=== Provided data ===

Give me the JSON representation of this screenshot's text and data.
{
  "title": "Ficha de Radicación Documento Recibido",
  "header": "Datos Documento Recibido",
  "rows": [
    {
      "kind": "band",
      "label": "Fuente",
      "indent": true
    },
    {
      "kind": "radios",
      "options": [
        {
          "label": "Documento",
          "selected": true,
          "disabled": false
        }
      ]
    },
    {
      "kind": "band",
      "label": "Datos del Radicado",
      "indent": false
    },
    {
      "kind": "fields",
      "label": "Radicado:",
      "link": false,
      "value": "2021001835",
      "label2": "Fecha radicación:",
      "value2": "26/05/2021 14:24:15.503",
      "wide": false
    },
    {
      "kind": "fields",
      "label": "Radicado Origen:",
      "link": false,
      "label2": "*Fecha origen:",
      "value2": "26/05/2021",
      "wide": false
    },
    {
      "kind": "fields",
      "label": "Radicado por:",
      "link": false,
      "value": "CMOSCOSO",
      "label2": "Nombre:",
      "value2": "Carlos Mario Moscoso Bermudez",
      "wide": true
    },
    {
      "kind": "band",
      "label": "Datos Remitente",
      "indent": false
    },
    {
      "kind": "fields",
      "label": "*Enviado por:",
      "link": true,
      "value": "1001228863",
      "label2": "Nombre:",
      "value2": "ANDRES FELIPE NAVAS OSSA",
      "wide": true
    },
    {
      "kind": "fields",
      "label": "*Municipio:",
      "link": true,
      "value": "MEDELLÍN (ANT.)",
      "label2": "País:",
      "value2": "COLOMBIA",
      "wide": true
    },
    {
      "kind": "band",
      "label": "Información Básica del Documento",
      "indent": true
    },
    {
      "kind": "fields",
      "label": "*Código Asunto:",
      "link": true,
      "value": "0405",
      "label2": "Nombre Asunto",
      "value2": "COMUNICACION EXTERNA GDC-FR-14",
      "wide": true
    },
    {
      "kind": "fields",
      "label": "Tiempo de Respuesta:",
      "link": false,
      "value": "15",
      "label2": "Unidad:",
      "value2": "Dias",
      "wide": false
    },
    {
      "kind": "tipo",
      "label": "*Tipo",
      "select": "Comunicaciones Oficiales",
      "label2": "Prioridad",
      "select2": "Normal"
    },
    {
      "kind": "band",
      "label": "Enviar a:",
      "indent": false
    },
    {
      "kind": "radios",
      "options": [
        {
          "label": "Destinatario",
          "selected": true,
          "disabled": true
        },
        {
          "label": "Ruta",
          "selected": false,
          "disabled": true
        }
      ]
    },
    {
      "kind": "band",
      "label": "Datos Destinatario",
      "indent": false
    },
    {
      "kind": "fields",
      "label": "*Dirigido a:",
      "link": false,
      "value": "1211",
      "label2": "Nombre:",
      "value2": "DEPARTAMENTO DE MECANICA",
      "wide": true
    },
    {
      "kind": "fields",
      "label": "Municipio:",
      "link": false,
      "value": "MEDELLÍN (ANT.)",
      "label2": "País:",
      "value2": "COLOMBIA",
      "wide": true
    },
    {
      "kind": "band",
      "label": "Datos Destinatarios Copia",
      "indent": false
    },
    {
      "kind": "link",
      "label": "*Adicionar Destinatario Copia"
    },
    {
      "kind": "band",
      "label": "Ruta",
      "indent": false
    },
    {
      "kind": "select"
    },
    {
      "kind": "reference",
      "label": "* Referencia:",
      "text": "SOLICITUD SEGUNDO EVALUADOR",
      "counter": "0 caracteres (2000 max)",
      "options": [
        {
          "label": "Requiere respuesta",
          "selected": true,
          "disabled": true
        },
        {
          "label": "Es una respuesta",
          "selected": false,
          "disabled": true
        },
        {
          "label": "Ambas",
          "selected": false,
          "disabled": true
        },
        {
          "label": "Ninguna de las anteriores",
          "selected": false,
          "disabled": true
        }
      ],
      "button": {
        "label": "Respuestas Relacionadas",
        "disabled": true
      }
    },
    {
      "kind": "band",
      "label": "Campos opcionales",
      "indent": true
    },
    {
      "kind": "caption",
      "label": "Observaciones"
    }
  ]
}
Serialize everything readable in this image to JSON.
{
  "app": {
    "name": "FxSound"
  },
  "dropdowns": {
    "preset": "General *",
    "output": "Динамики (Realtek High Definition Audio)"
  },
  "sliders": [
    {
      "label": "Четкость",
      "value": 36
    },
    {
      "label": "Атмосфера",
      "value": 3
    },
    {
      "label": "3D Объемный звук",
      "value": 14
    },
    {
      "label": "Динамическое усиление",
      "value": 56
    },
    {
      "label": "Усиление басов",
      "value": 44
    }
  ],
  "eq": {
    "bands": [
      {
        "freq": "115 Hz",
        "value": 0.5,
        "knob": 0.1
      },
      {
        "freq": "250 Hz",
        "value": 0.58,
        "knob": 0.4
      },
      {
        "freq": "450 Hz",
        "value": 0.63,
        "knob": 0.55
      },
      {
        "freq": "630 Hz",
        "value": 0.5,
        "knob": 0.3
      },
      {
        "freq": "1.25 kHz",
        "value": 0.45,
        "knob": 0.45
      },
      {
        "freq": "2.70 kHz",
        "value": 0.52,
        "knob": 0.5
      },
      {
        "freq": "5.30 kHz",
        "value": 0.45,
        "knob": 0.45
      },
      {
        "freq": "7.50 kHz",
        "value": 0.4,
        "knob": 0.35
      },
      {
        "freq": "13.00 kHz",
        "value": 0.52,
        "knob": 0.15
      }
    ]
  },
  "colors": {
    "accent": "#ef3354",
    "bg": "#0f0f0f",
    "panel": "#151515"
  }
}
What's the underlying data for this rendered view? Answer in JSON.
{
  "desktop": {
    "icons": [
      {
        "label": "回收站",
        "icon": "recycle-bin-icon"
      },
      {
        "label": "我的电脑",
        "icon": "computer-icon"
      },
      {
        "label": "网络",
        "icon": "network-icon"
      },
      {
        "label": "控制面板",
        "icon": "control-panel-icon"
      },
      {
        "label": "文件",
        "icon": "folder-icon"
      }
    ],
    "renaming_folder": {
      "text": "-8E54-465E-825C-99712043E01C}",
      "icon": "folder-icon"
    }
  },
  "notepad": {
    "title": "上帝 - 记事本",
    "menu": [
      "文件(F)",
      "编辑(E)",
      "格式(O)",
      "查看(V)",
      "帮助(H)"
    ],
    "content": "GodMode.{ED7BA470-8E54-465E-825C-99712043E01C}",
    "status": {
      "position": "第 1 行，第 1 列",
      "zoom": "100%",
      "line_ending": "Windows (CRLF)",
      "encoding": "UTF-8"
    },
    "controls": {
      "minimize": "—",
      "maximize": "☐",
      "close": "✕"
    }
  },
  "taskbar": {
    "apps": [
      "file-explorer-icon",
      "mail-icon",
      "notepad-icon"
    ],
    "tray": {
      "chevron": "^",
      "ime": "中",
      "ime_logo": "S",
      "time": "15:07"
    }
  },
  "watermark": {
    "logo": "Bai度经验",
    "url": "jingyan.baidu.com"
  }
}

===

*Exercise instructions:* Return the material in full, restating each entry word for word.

*Exercise response:*
Give me the JSON representation of this screenshot's text and data.
{
  "title": "Ficha de Radicación Documento Recibido",
  "header": "Datos Documento Recibido",
  "rows": [
    {
      "kind": "band",
      "label": "Fuente",
      "indent": true
    },
    {
      "kind": "radios",
      "options": [
        {
          "label": "Documento",
          "selected": true,
          "disabled": false
        }
      ]
    },
    {
      "kind": "band",
      "label": "Datos del Radicado",
      "indent": false
    },
    {
      "kind": "fields",
      "label": "Radicado:",
      "link": false,
      "value": "2021001835",
      "label2": "Fecha radicación:",
      "value2": "26/05/2021 14:24:15.503",
      "wide": false
    },
    {
      "kind": "fields",
      "label": "Radicado Origen:",
      "link": false,
      "label2": "*Fecha origen:",
      "value2": "26/05/2021",
      "wide": false
    },
    {
      "kind": "fields",
      "label": "Radicado por:",
      "link": false,
      "value": "CMOSCOSO",
      "label2": "Nombre:",
      "value2": "Carlos Mario Moscoso Bermudez",
      "wide": true
    },
    {
      "kind": "band",
      "label": "Datos Remitente",
      "indent": false
    },
    {
      "kind": "fields",
      "label": "*Enviado por:",
      "link": true,
      "value": "1001228863",
      "label2": "Nombre:",
      "value2": "ANDRES FELIPE NAVAS OSSA",
      "wide": true
    },
    {
      "kind": "fields",
      "label": "*Municipio:",
      "link": true,
      "value": "MEDELLÍN (ANT.)",
      "label2": "País:",
      "value2": "COLOMBIA",
      "wide": true
    },
    {
      "kind": "band",
      "label": "Información Básica del Documento",
      "indent": true
    },
    {
      "kind": "fields",
      "label": "*Código Asunto:",
      "link": true,
      "value": "0405",
      "label2": "Nombre Asunto",
      "value2": "COMUNICACION EXTERNA GDC-FR-14",
      "wide": true
    },
    {
      "kind": "fields",
      "label": "Tiempo de Respuesta:",
      "link": false,
      "value": "15",
      "label2": "Unidad:",
      "value2": "Dias",
      "wide": false
    },
    {
      "kind": "tipo",
      "label": "*Tipo",
      "select": "Comunicaciones Oficiales",
      "label2": "Prioridad",
      "select2": "Normal"
    },
    {
      "kind": "band",
      "label": "Enviar a:",
      "indent": false
    },
    {
      "kind": "radios",
      "options": [
        {
          "label": "Destinatario",
          "selected": true,
          "disabled": true
        },
        {
          "label": "Ruta",
          "selected": false,
          "disabled": true
        }
      ]
    },
    {
      "kind": "band",
      "label": "Datos Destinatario",
      "indent": false
    },
    {
      "kind": "fields",
      "label": "*Dirigido a:",
      "link": false,
      "value": "1211",
      "label2": "Nombre:",
      "value2": "DEPARTAMENTO DE MECANICA",
      "wide": true
    },
    {
      "kind": "fields",
      "label": "Municipio:",
      "link": false,
      "value": "MEDELLÍN (ANT.)",
      "label2": "País:",
      "value2": "COLOMBIA",
      "wide": true
    },
    {
      "kind": "band",
      "label": "Datos Destinatarios Copia",
      "indent": false
    },
    {
      "kind": "link",
      "label": "*Adicionar Destinatario Copia"
    },
    {
      "kind": "band",
      "label": "Ruta",
      "indent": false
    },
    {
      "kind": "select"
    },
    {
      "kind": "reference",
      "label": "* Referencia:",
      "text": "SOLICITUD SEGUNDO EVALUADOR",
      "counter": "0 caracteres (2000 max)",
      "options": [
        {
          "label": "Requiere respuesta",
          "selected": true,
          "disabled": true
        },
        {
          "label": "Es una respuesta",
          "selected": false,
          "disabled": true
        },
        {
          "label": "Ambas",
          "selected": false,
          "disabled": true
        },
        {
          "label": "Ninguna de las anteriores",
          "selected": false,
          "disabled": true
        }
      ],
      "button": {
        "label": "Respuestas Relacionadas",
        "disabled": true
      }
    },
    {
      "kind": "band",
      "label": "Campos opcionales",
      "indent": true
    },
    {
      "kind": "caption",
      "label": "Observaciones"
    }
  ]
}
Serialize everything readable in this image to JSON.
{
  "app": {
    "name": "FxSound"
  },
  "dropdowns": {
    "preset": "General *",
    "output": "Динамики (Realtek High Definition Audio)"
  },
  "sliders": [
    {
      "label": "Четкость",
      "value": 36
    },
    {
      "label": "Атмосфера",
      "value": 3
    },
    {
      "label": "3D Объемный звук",
      "value": 14
    },
    {
      "label": "Динамическое усиление",
      "value": 56
    },
    {
      "label": "Усиление басов",
      "value": 44
    }
  ],
  "eq": {
    "bands": [
      {
        "freq": "115 Hz",
        "value": 0.5,
        "knob": 0.1
      },
      {
        "freq": "250 Hz",
        "value": 0.58,
        "knob": 0.4
      },
      {
        "freq": "450 Hz",
        "value": 0.63,
        "knob": 0.55
      },
      {
        "freq": "630 Hz",
        "value": 0.5,
        "knob": 0.3
      },
      {
        "freq": "1.25 kHz",
        "value": 0.45,
        "knob": 0.45
      },
      {
        "freq": "2.70 kHz",
        "value": 0.52,
        "knob": 0.5
      },
      {
        "freq": "5.30 kHz",
        "value": 0.45,
        "knob": 0.45
      },
      {
        "freq": "7.50 kHz",
        "value": 0.4,
        "knob": 0.35
      },
      {
        "freq": "13.00 kHz",
        "value": 0.52,
        "knob": 0.15
      }
    ]
  },
  "colors": {
    "accent": "#ef3354",
    "bg": "#0f0f0f",
    "panel": "#151515"
  }
}
What's the underlying data for this rendered view? Answer in JSON.
{
  "desktop": {
    "icons": [
      {
        "label": "回收站",
        "icon": "recycle-bin-icon"
      },
      {
        "label": "我的电脑",
        "icon": "computer-icon"
      },
      {
        "label": "网络",
        "icon": "network-icon"
      },
      {
        "label": "控制面板",
        "icon": "control-panel-icon"
      },
      {
        "label": "文件",
        "icon": "folder-icon"
      }
    ],
    "renaming_folder": {
      "text": "-8E54-465E-825C-99712043E01C}",
      "icon": "folder-icon"
    }
  },
  "notepad": {
    "title": "上帝 - 记事本",
    "menu": [
      "文件(F)",
      "编辑(E)",
      "格式(O)",
      "查看(V)",
      "帮助(H)"
    ],
    "content": "GodMode.{ED7BA470-8E54-465E-825C-99712043E01C}",
    "status": {
      "position": "第 1 行，第 1 列",
      "zoom": "100%",
      "line_ending": "Windows (CRLF)",
      "encoding": "UTF-8"
    },
    "controls": {
      "minimize": "—",
      "maximize": "☐",
      "close": "✕"
    }
  },
  "taskbar": {
    "apps": [
      "file-explorer-icon",
      "mail-icon",
      "notepad-icon"
    ],
    "tray": {
      "chevron": "^",
      "ime": "中",
      "ime_logo": "S",
      "time": "15:07"
    }
  },
  "watermark": {
    "logo": "Bai度经验",
    "url": "jingyan.baidu.com"
  }
}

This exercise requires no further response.